(And I must say that I do like your view of extending deadlines!)
-Elizabeth

Reply

Jeanne June 15, 2006 at 11:18 am

HI Stephanie
Yes – I’m with you on that one. Tom Hanks is bad enough – but Tom Hanks with long hair?? Surely against the Geneva Convention?! And the entire plot would have been vastly improved had there been more egg-on-toast references, I agree… I mean, what coudl be more sacredly feminine than an egg??
Hi Elizabeth
Thought you might enjoy it! I was going to do a Da Clucki sonnet… just for you… but then sanity reasserted itself!! :o) As for the eggs, I just used butter as I thought anything else might be a bit much when combined with the hollandaise. The whole combination it very decadent and delicious – you must try it!

Reply

ejm June 15, 2006 at 8:04 pm

Sanity reasserted itself?? (cough) And we couldn’t do a sonnet – that’s already been done.

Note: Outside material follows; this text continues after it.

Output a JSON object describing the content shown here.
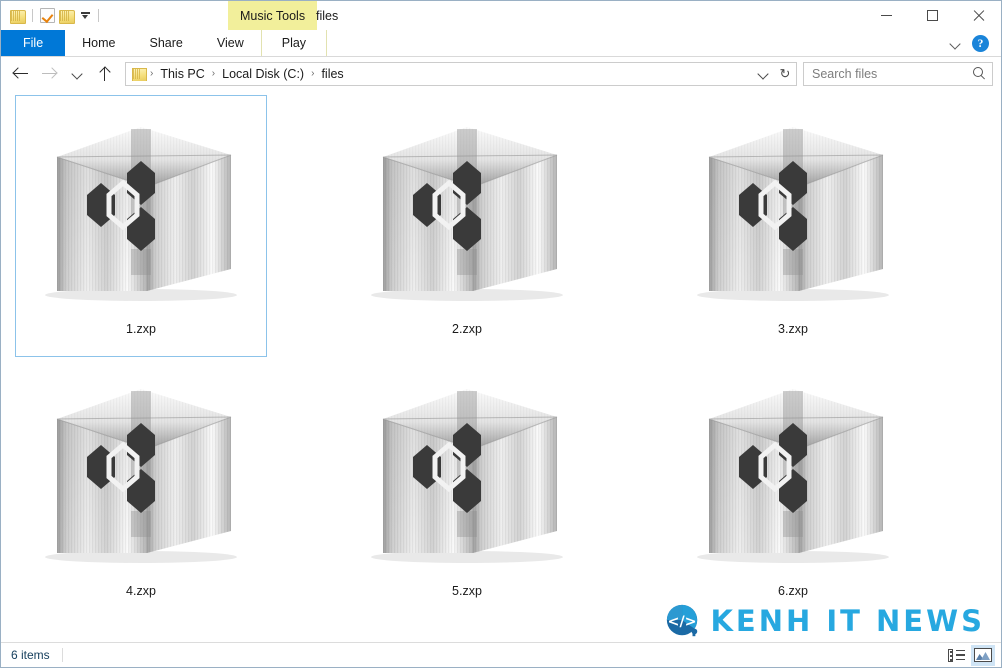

I’m always nervous about what you’ll think of next… and I’m really nervous that you will decide that it’s going to have to be a full length novel in Ancient Greek!
I’ve never been a fan of shirred eggs but I do love Hollandaise so we may just have to try it. I do like the idea of the rocket as a buffer for all that richness.
-Elizabeth

Reply

Previous post:

Next post:

blog counter